Lottery is a form of gambling where participants buy tickets for a chance to win a prize, often a large sum of money. These prizes are typically awarded through a random drawing of entries, conducted by a state or national lottery organization. The prize money is used to fund a variety of public services, from education to infrastructure projects. The prize money can also be used to support sporting events, including sports teams, concerts, and theater productions. The lottery is one of the worldâ€™s most popular forms of entertainment, with some people spending billions of dollars every year on tickets.

Many people who play the lottery are aware of the fact that they will never win, but they continue to buy tickets because they think that there is a chance that they will. This is not a wise decision, especially since winning the lottery can have huge tax implications that could leave the winner bankrupt in just a few years. Instead, it is better to use the money that you would have spent on lottery tickets for other purposes, such as paying down credit card debt or building an emergency savings account.

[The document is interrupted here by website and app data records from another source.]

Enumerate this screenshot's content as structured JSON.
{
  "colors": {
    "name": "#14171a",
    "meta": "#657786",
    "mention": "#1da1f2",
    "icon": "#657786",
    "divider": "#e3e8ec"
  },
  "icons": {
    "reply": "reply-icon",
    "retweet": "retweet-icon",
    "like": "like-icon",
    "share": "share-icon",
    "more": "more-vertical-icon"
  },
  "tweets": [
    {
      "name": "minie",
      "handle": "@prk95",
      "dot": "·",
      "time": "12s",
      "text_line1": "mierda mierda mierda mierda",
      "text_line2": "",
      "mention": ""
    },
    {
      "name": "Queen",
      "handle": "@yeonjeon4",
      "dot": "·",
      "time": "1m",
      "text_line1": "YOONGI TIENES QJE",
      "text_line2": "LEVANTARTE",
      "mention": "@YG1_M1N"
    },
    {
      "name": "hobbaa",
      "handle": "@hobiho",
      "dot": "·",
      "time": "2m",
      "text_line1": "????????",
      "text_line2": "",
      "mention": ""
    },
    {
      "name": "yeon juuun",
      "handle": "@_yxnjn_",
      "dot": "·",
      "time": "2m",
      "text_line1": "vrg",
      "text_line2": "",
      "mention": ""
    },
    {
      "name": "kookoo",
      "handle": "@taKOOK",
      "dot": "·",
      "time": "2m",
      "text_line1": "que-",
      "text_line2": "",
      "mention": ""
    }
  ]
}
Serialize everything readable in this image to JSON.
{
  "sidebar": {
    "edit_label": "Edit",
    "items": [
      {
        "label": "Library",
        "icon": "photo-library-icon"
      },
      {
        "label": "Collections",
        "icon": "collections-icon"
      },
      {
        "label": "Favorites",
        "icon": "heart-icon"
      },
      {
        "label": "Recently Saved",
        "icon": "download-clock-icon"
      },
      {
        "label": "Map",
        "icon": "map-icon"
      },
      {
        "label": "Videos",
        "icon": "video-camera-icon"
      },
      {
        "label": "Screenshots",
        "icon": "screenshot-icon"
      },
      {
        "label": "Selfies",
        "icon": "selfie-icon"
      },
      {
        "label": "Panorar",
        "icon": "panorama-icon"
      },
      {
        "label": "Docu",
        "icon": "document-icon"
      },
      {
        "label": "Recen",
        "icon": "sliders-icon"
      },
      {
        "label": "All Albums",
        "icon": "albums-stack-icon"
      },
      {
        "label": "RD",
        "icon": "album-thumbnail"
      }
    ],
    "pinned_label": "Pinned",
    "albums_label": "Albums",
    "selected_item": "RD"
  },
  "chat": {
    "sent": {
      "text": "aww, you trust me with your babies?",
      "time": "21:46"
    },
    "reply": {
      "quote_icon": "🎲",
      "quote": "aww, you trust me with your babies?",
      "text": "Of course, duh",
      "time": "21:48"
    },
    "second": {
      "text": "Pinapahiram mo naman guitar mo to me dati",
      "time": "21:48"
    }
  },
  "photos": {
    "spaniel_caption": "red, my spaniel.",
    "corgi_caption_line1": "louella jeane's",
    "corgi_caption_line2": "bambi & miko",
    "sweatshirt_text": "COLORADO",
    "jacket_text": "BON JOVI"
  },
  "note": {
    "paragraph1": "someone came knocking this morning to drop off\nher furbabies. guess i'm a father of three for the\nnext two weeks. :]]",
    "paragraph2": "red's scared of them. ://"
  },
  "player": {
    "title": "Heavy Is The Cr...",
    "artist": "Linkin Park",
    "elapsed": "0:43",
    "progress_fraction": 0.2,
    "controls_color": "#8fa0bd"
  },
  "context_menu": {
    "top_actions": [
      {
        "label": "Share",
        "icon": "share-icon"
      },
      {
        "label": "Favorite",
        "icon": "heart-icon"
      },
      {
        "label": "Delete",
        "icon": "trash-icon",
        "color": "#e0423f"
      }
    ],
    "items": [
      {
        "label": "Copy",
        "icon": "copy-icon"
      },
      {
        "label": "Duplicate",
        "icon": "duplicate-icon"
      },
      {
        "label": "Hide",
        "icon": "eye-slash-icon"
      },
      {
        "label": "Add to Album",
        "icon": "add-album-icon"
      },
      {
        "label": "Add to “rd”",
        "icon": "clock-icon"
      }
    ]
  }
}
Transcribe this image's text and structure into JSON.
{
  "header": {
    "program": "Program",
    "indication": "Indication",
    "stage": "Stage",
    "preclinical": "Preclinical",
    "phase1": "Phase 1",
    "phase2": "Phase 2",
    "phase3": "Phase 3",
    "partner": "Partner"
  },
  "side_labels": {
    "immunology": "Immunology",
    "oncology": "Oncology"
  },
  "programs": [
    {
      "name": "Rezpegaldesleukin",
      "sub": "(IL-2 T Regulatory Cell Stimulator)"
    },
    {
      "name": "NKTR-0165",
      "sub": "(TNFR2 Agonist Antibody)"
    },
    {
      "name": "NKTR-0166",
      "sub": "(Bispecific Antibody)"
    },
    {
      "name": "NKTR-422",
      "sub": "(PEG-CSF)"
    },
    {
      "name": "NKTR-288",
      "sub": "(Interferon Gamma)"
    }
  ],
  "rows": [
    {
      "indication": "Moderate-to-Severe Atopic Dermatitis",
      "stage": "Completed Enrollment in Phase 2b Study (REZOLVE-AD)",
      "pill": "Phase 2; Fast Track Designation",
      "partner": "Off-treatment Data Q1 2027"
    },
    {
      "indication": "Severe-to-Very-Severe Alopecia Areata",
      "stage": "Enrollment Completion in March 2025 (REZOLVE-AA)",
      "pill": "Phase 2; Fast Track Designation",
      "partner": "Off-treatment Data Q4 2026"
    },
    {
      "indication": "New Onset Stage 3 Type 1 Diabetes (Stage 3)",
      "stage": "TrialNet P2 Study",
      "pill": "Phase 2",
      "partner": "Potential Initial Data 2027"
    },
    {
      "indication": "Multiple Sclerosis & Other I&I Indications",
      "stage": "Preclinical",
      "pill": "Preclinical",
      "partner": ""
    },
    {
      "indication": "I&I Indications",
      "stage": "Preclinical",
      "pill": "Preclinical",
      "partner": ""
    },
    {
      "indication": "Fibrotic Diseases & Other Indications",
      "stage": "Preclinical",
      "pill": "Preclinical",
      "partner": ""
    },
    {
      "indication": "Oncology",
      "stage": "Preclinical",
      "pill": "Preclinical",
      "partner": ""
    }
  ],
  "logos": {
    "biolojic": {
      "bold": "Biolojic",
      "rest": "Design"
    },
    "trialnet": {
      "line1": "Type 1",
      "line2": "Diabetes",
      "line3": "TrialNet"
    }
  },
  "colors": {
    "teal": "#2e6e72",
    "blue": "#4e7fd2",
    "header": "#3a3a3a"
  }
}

When choosing which lottery numbers to select, it is important to understand how combinatorial math and probability theory can help you make the right choices. You should avoid combinations that are highly improbable, as these will have a poor success-to-failure ratio. However, it is also a good idea to avoid combinations that are too common, as these will be too heavily weighted toward failure.

In addition to the probability of winning, another factor that must be taken into account is the value of the prize. Normally, there will be a minimum percentage of the total prize pool that must go toward costs associated with organizing and promoting the lottery. Other percentages are typically allocated to taxes and other administrative expenses. Those remaining percentages will be awarded to the winners of the lottery.

A good way to determine the expected value of a lottery ticket is to calculate how many tickets are sold for each type of prize, and then divide that number by the total prize pool size. This will give you an estimate of how much the total prize amount should be, and can help you decide if purchasing a ticket is a worthwhile investment.

When you win the lottery, it is a good idea to work with a team of professionals who can help you with your financial decisions. An attorney, accountant, and financial planner can all help you navigate the complex legal and tax issues that come with winning a large jackpot. They can also help you determine whether you should take the lump-sum payout or invest your winnings in an annuity. You should also consider the laws of your state regarding public disclosure, as some states require winners to be publicly identified.